But this Facebook episode stayed on my mind long after that thread disappeared to wherever old posts go to die, because it reminded me of something I’ve been ruminating on for a while, which is that social media outlets are a whole new arena for showcasing people’s grammar and language abilities. And the more time I spend on these sites, the more I notice the same handful of errors popping up again and again in people’s Facebook posts, tweets, Instagram captions, and even hashtags. As much as I usually like to turn off that part of my brain, I’ve developed a masochistic fascination with this particular breed of grammar gaffe—and now I’d like to share five prime examples with you, my lucky followers:
- “Your” vs. “you’re.” Maybe I’m just naive, but I thought this error was relegated to the ’80s and ’90s, along with, like, Reebok high-tops and Roxette. But no—there it was yesterday in a clothing company’s Instagram post: “If your in the LA area, come on by!” There it was today on Facebook: “Hope your having a great birthday!” I feel the same way about this mistake as I do about stretch limos in modern times—it makes me think, Is this really still happening?
- “Awe” vs. “aw.” Most people on photo-heavy social media sites are guilty of trying to out-cute each other once in a while with pictures of their kids, their puppies, themselves. Naturally, e-gushing follows. This is all fine—until someone drops an “awe” bomb and makes me want to send the dictionary police after her. “Awe” is a noun. It means “an emotion variously combining dread, veneration, and wonder.” It does not mean, “Your baby is sooooo adorable!” That’s the exclusive purview of “aw,” which is an interjection. So please, no “e.” That “e” is for “extra letter that doesn’t belong here.”

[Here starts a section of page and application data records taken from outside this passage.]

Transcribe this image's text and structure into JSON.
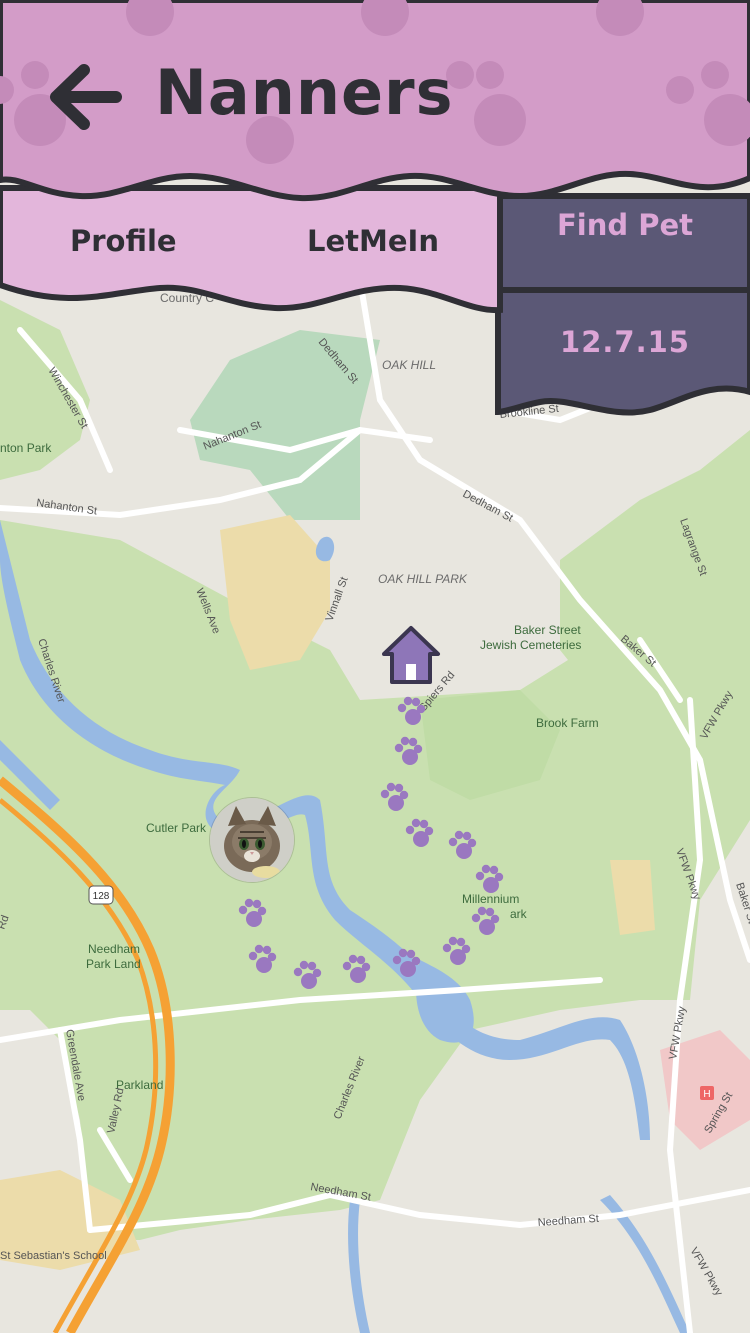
{
  "header": {
    "title": "Nanners",
    "back_icon": "arrow-left-icon",
    "bg_color": "#d39cc8"
  },
  "nav": {
    "tabs": [
      {
        "label": "Profile"
      },
      {
        "label": "LetMeIn"
      },
      {
        "label": "Find Pet"
      }
    ],
    "date": "12.7.15",
    "tab_bg_color": "#e3b6db",
    "active_bg_color": "#5b5876",
    "active_text_color": "#dca6d6"
  },
  "map": {
    "labels": {
      "country": "Country C",
      "oak_hill": "OAK HILL",
      "oak_hill_park": "OAK HILL PARK",
      "newton_park": "nton Park",
      "baker_street": "Baker Street",
      "jewish_cemeteries": "Jewish Cemeteries",
      "brook_farm": "Brook Farm",
      "cutler_park": "Cutler Park",
      "millennium": "Millennium",
      "park": "ark",
      "needham_park_land_1": "Needham",
      "needham_park_land_2": "Park Land",
      "parkland": "Parkland",
      "st_sebastians": "St Sebastian's School",
      "dedham_st_1": "Dedham St",
      "dedham_st_2": "Dedham St",
      "nahanton_st_1": "Nahanton St",
      "nahanton_st_2": "Nahanton St",
      "winchester_st": "Winchester St",
      "brookline_st": "Brookline St",
      "wells_ave": "Wells Ave",
      "vine_st": "Vinnall St",
      "spiers_rd": "Spiers Rd",
      "charles_river": "Charles River",
      "charles_river_2": "Charles River",
      "lagrange_st": "Lagrange St",
      "baker_st": "Baker St",
      "vfw_pkwy_1": "VFW Pkwy",
      "vfw_pkwy_2": "VFW Pkwy",
      "vfw_pkwy_3": "VFW Pkwy",
      "vfw_pkwy_4": "VFW Pkwy",
      "baker_st_2": "Baker St",
      "needham_st_1": "Needham St",
      "needham_st_2": "Needham St",
      "greendale_ave": "Greendale Ave",
      "valley_rd": "Valley Rd",
      "rd_left": "Rd",
      "spring_st": "Spring St",
      "route_128": "128"
    },
    "icons": {
      "home": "home-icon",
      "paw": "paw-print-icon",
      "pet_photo": "cat-avatar"
    }
  }
}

- “Happy New Year from the Clancy’s/the Jones’s.” I am fortunate in more ways than one to have grown up next door to a family whose last name ends in “s,” but I like to think that even if I hadn’t, I would still have learned somewhere along the way that the plural form of “Brooks” is “Brookses” (not “the Brooks,” not “the Brook’s”) and that the plural possessive form takes an apostrophe after the final “s” (“my house was next door to the Brookses’ house”). This rule also applies to any last name that ends in “z” or “x.” If you get confused, just think of the phrase “keeping up with the Joneses,” which you will not be doing as long as you keeping sticking unnecessary apostrophes in your name on your holiday cards.

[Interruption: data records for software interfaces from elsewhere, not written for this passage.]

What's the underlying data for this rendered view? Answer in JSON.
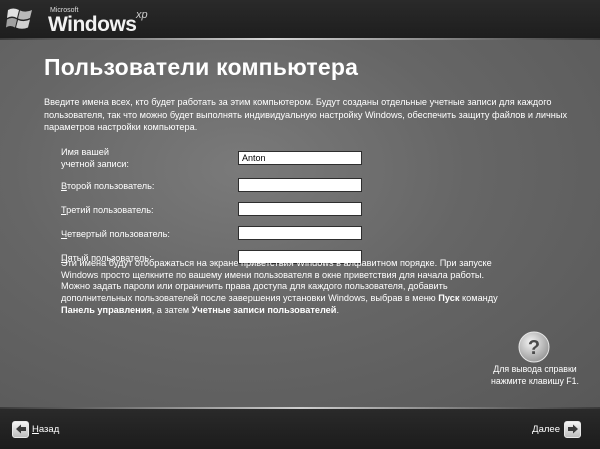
{
  "header": {
    "logo_microsoft": "Microsoft",
    "logo_windows": "Windows",
    "logo_xp": "xp"
  },
  "page": {
    "title": "Пользователи компьютера",
    "intro_lines": [
      "Введите имена всех, кто будет работать за этим компьютером. Будут созданы отдельные учетные записи для каждого",
      "пользователя, так что можно будет выполнять индивидуальную настройку Windows, обеспечить защиту файлов и личных",
      "параметров настройки компьютера."
    ]
  },
  "form": {
    "field1": {
      "label_line1": "Имя вашей",
      "label_line2": "учетной записи:",
      "value": "Anton"
    },
    "field2": {
      "label_accel": "В",
      "label_rest": "торой пользователь:",
      "value": ""
    },
    "field3": {
      "label_accel": "Т",
      "label_rest": "ретий пользователь:",
      "value": ""
    },
    "field4": {
      "label_accel": "Ч",
      "label_rest": "етвертый пользователь:",
      "value": ""
    },
    "field5": {
      "label_accel": "П",
      "label_rest": "ятый пользователь:",
      "value": ""
    }
  },
  "info": {
    "line1": "Эти имена будут отображаться на экране приветствия Windows в алфавитном порядке. При запуске",
    "line2": "Windows просто щелкните по вашему имени пользователя в окне приветствия для начала работы.",
    "line3": "Можно задать пароли или ограничить права доступа для каждого пользователя, добавить",
    "line4_pre": "дополнительных пользователей после завершения установки Windows, выбрав в меню ",
    "line4_bold": "Пуск",
    "line4_post": " команду",
    "line5_bold1": "Панель управления",
    "line5_mid": ", а затем ",
    "line5_bold2": "Учетные записи пользователей",
    "line5_end": "."
  },
  "help": {
    "icon": "question-icon",
    "line1": "Для вывода справки",
    "line2": "нажмите клавишу F1."
  },
  "nav": {
    "back_accel": "Н",
    "back_rest": "азад",
    "next_label": "Далее"
  }
}
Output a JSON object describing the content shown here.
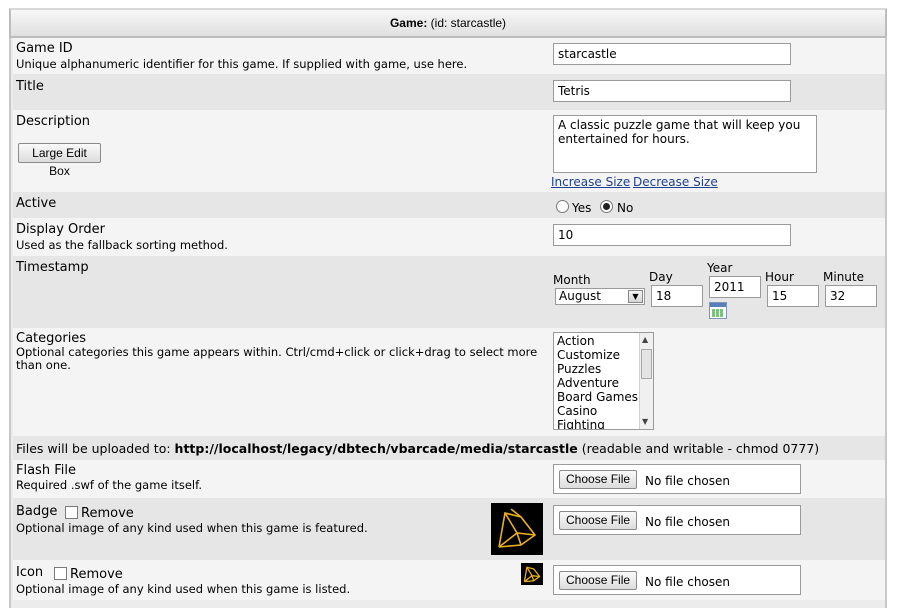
{
  "header": {
    "title_bold": "Game:",
    "title_rest": "(id: starcastle)"
  },
  "game_id": {
    "label": "Game ID",
    "description": "Unique alphanumeric identifier for this game. If supplied with game, use here.",
    "value": "starcastle"
  },
  "title": {
    "label": "Title",
    "value": "Tetris"
  },
  "description": {
    "label": "Description",
    "large_edit_label": "Large Edit Box",
    "value": "A classic puzzle game that will keep you entertained for hours.",
    "increase_label": "Increase Size",
    "decrease_label": "Decrease Size"
  },
  "active": {
    "label": "Active",
    "yes_label": "Yes",
    "no_label": "No",
    "selected": "No"
  },
  "display_order": {
    "label": "Display Order",
    "description": "Used as the fallback sorting method.",
    "value": "10"
  },
  "timestamp": {
    "label": "Timestamp",
    "month_label": "Month",
    "month_value": "August",
    "day_label": "Day",
    "day_value": "18",
    "year_label": "Year",
    "year_value": "2011",
    "hour_label": "Hour",
    "hour_value": "15",
    "minute_label": "Minute",
    "minute_value": "32"
  },
  "categories": {
    "label": "Categories",
    "description": "Optional categories this game appears within. Ctrl/cmd+click or click+drag to select more than one.",
    "items": [
      "Action",
      "Customize",
      "Puzzles",
      "Adventure",
      "Board Games",
      "Casino",
      "Fighting"
    ]
  },
  "upload_note": {
    "prefix": "Files will be uploaded to:",
    "path": "http://localhost/legacy/dbtech/vbarcade/media/starcastle",
    "suffix": "(readable and writable - chmod 0777)"
  },
  "flash_file": {
    "label": "Flash File",
    "description": "Required .swf of the game itself.",
    "button": "Choose File",
    "status": "No file chosen"
  },
  "badge": {
    "label": "Badge",
    "remove_label": "Remove",
    "description": "Optional image of any kind used when this game is featured.",
    "button": "Choose File",
    "status": "No file chosen"
  },
  "icon": {
    "label": "Icon",
    "remove_label": "Remove",
    "description": "Optional image of any kind used when this game is listed.",
    "button": "Choose File",
    "status": "No file chosen"
  },
  "colors": {
    "link": "#1f3f8f",
    "row_light": "#f4f4f4",
    "row_dark": "#e6e6e6"
  }
}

- “Defiantly” vs. “definitely.” This one keeps coming up, and I deeply want to believe that it’s just an auto-correct issue, but I don’t think it is. For all its quirks, a smartphone is smart enough not to make this mistake—and when I see comments on Instagram like “I’ll defiantly be there tonight!” and “Defiantly call me later” . . . well, the context says it all, doesn’t it?
- “I miss my old stomp and ground.” Okay, fine, this isn’t a common error, but when I saw that someone had posted this in response to an Instagram photo of her hometown—aka her “stomping grounds”—I had to say a little prayer for her.
Grammar is a dangerous game, after all. Right now, I’m already worried about whether this whole post seems too snotty—and right now, you’re probably feeling tempted to ask (if I may adapt a line from the cinematic masterpiece Say Anything), “If you know so much about grammar, how come you’re there at, like, your apartment on a Saturday night, completely alone, with no friends anywhere?”
To that, I say, “By choice, man.” And now I’m off to spoon with The Chicago Manual of Style.